> [WORKING DATA]:
+ + + + +

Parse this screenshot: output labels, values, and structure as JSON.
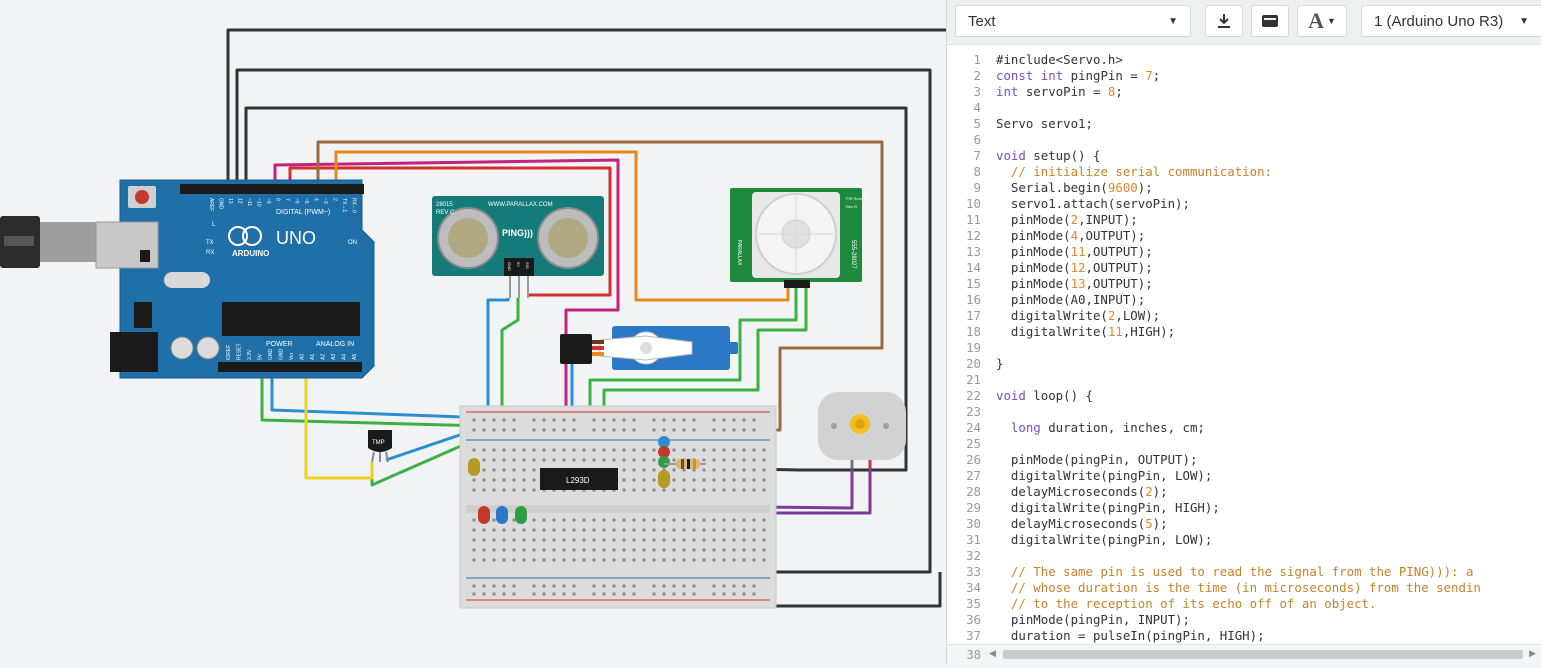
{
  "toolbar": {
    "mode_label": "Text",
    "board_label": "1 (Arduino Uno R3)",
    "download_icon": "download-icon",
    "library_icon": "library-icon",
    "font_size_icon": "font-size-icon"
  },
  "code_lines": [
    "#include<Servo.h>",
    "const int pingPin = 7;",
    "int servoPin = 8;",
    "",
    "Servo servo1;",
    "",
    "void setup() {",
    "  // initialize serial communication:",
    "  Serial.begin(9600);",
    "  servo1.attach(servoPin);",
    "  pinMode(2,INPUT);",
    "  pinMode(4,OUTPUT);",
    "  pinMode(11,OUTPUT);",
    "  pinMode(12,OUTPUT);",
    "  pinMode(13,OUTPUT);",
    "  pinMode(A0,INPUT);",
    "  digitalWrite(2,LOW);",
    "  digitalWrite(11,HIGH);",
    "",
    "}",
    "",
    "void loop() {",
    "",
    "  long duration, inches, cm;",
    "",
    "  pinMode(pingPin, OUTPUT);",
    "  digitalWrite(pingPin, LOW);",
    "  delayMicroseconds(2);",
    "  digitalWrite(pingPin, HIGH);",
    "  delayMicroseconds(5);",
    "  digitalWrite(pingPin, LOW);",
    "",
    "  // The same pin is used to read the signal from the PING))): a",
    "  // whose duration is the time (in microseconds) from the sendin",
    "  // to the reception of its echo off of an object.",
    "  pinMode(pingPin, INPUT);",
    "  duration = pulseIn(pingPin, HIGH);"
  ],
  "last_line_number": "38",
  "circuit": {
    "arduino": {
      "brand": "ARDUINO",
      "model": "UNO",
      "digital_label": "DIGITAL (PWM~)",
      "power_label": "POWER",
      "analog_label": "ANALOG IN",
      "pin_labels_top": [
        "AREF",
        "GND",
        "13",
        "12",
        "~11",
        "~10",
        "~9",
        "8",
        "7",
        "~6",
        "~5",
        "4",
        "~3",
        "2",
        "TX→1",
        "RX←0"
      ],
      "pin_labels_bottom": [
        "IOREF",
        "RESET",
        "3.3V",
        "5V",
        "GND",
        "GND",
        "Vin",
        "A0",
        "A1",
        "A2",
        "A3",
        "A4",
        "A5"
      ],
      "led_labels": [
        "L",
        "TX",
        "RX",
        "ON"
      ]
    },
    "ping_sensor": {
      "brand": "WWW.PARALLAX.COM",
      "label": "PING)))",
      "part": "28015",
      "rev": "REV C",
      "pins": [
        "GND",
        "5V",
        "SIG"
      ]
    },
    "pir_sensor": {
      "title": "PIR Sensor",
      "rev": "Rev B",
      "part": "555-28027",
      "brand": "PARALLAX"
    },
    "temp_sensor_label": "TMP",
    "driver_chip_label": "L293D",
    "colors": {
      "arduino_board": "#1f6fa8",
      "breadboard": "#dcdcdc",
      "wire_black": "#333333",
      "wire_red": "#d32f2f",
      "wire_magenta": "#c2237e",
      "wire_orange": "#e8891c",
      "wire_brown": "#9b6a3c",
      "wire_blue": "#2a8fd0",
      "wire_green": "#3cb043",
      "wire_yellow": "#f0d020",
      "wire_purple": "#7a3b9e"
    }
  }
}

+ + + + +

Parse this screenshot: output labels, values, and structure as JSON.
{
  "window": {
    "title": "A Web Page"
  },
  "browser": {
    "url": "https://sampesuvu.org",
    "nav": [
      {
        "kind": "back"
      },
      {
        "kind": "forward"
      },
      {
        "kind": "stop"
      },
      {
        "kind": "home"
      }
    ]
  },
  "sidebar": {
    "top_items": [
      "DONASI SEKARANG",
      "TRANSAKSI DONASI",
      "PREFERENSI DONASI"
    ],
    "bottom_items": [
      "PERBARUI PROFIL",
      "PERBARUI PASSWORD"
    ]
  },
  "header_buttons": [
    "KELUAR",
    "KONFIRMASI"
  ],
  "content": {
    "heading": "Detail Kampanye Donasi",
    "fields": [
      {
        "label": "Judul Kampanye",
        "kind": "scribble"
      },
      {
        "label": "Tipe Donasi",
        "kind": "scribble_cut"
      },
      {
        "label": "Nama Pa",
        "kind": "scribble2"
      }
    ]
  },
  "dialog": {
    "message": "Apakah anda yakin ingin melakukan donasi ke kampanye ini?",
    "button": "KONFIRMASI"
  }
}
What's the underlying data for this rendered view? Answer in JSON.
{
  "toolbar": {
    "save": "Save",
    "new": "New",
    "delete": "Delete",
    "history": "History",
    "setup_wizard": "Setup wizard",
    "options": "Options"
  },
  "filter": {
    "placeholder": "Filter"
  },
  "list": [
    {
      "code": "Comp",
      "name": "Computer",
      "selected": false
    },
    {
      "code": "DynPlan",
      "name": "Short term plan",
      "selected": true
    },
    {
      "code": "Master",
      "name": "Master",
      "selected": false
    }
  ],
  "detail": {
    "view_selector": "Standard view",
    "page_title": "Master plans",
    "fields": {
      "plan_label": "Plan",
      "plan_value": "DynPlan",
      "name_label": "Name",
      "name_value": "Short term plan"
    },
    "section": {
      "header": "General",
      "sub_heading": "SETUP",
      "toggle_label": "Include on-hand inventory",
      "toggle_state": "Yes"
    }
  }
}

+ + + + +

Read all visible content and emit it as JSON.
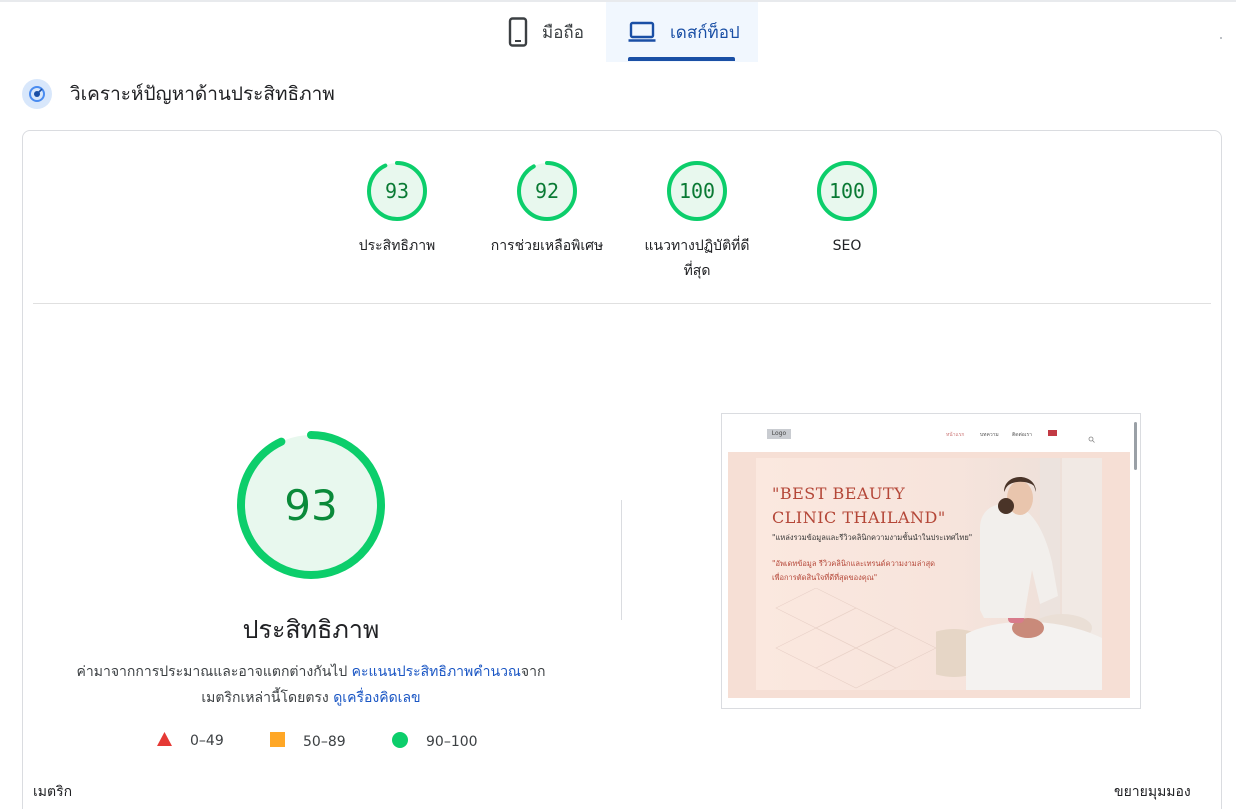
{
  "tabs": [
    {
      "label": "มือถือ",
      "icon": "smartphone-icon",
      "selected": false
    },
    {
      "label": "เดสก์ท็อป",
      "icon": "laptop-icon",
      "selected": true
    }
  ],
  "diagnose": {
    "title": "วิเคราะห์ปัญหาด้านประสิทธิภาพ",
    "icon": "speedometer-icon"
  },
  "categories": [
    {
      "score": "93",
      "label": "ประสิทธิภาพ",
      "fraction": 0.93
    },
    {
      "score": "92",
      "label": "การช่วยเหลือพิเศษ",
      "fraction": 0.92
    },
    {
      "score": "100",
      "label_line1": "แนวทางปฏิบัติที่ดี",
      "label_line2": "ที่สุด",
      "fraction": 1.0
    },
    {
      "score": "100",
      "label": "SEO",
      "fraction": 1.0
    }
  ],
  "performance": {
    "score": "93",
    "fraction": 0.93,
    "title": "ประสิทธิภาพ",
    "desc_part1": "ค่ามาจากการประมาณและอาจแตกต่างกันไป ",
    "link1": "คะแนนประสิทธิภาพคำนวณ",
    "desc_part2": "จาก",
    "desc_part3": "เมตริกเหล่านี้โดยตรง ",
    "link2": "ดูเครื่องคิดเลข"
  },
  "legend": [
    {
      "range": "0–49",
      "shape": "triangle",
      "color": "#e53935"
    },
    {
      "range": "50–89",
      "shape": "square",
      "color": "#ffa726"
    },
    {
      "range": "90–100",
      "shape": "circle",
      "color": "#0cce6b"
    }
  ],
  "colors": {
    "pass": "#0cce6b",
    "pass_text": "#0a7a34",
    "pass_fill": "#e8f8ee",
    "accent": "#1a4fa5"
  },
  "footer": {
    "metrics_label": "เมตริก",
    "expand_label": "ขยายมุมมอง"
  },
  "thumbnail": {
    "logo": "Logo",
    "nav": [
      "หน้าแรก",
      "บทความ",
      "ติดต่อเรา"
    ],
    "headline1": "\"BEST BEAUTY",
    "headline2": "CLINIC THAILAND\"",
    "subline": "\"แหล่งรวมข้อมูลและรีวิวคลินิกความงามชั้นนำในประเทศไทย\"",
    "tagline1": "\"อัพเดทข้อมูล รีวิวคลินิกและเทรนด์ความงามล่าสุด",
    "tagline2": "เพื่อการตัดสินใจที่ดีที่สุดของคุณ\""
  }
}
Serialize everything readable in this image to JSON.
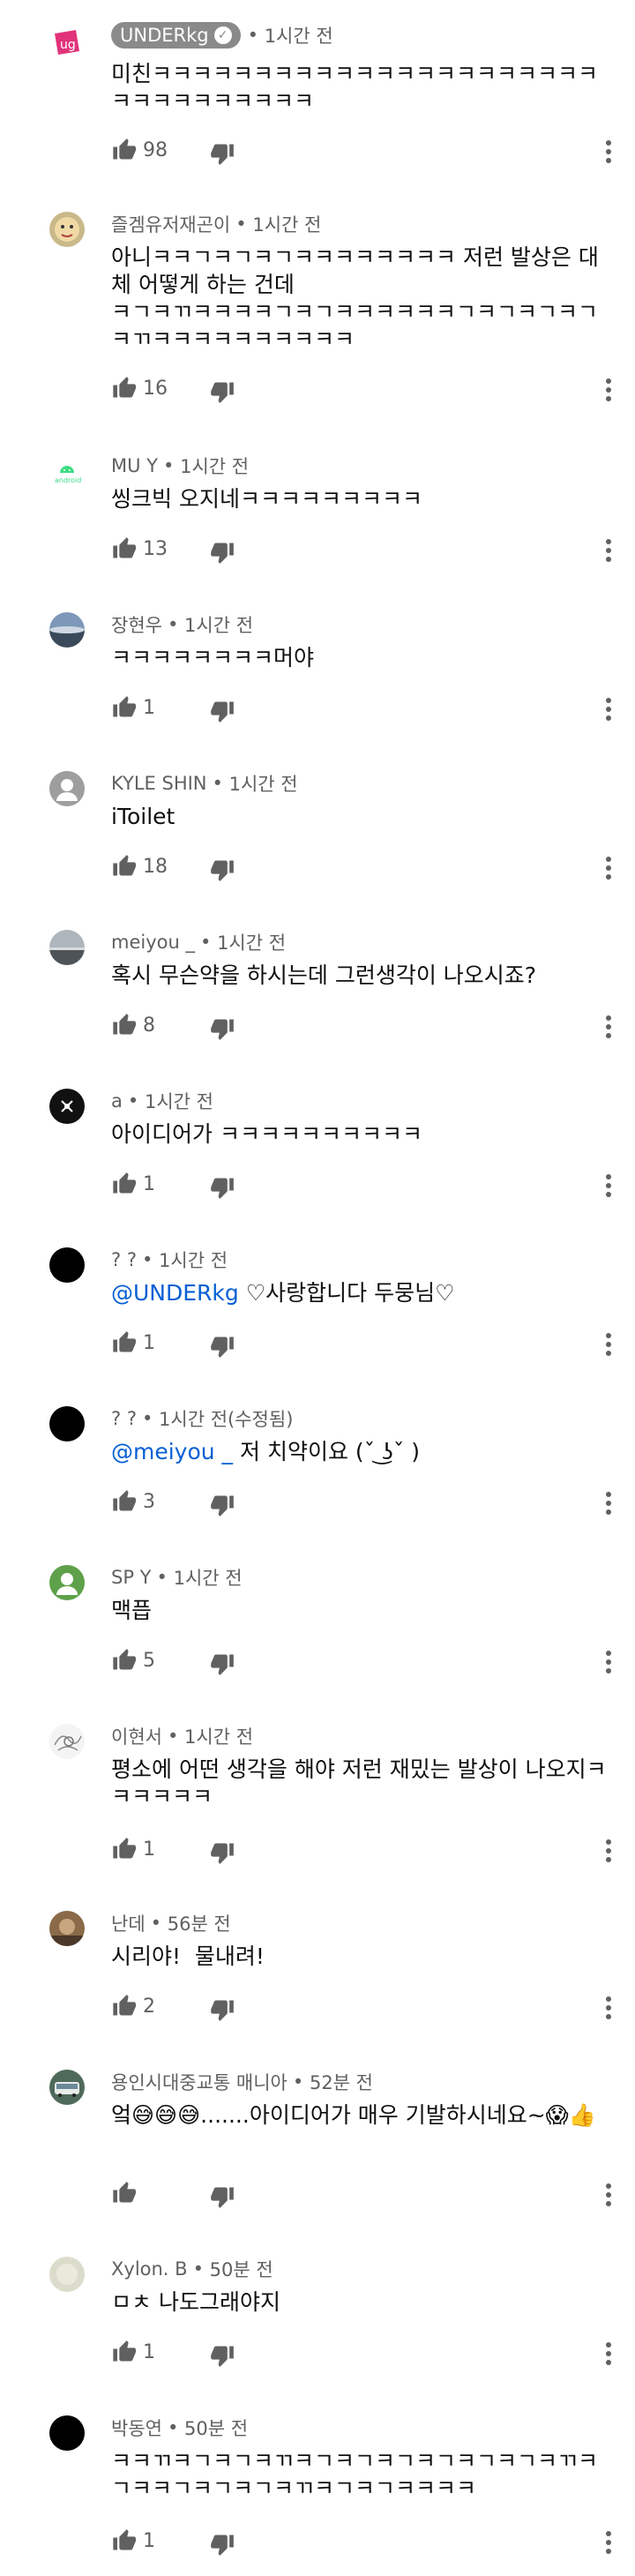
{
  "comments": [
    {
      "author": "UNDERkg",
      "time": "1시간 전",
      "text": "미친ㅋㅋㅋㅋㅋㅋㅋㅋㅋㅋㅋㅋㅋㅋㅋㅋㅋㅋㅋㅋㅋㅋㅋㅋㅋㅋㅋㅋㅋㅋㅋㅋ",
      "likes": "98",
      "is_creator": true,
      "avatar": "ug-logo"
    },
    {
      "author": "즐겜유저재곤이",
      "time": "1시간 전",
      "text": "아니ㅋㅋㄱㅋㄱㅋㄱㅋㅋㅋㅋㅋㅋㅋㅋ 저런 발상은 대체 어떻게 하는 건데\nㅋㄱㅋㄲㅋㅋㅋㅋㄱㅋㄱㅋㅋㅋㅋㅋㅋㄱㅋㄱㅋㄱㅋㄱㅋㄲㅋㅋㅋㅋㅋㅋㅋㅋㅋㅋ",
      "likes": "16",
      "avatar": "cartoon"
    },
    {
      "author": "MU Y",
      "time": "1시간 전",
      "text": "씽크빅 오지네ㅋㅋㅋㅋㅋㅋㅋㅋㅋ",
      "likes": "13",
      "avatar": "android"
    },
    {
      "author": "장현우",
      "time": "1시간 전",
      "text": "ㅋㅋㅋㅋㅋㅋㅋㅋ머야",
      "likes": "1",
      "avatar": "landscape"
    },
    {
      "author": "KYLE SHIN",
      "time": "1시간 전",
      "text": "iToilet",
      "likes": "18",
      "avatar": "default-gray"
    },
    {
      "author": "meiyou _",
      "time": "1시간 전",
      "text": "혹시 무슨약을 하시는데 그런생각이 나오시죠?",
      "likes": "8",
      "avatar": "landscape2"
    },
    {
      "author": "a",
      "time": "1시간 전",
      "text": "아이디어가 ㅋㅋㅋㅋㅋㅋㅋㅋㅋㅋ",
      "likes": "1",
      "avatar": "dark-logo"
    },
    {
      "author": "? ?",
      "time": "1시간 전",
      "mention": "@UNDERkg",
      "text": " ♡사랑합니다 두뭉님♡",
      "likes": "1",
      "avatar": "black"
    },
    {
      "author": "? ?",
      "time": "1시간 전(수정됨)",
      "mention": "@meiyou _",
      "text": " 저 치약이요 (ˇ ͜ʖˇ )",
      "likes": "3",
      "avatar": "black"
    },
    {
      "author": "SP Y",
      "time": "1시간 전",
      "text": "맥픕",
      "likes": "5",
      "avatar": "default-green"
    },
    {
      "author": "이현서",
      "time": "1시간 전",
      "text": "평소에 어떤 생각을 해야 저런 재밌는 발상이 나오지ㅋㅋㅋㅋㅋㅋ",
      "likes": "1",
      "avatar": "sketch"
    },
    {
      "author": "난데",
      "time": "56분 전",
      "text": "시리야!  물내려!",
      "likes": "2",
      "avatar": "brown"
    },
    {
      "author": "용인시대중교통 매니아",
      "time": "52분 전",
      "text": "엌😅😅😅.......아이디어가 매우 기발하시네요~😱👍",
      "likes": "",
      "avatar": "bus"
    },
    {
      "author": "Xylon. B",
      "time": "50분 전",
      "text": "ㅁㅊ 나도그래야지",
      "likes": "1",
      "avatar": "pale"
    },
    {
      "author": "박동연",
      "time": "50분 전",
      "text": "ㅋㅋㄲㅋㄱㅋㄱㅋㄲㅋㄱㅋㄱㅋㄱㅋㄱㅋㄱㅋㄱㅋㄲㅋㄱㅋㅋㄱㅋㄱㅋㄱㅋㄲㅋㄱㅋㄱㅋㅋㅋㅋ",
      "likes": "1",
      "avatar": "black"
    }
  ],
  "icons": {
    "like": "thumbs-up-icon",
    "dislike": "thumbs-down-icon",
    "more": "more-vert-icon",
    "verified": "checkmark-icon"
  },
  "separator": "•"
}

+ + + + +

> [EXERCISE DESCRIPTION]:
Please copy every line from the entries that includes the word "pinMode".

> [TASK OUTPUT]:
    "  pinMode(2,INPUT);",
    "  pinMode(4,OUTPUT);",
    "  pinMode(11,OUTPUT);",
    "  pinMode(12,OUTPUT);",
    "  pinMode(13,OUTPUT);",
    "  pinMode(A0,INPUT);",
    "  pinMode(pingPin, OUTPUT);",
    "  pinMode(pingPin, INPUT);",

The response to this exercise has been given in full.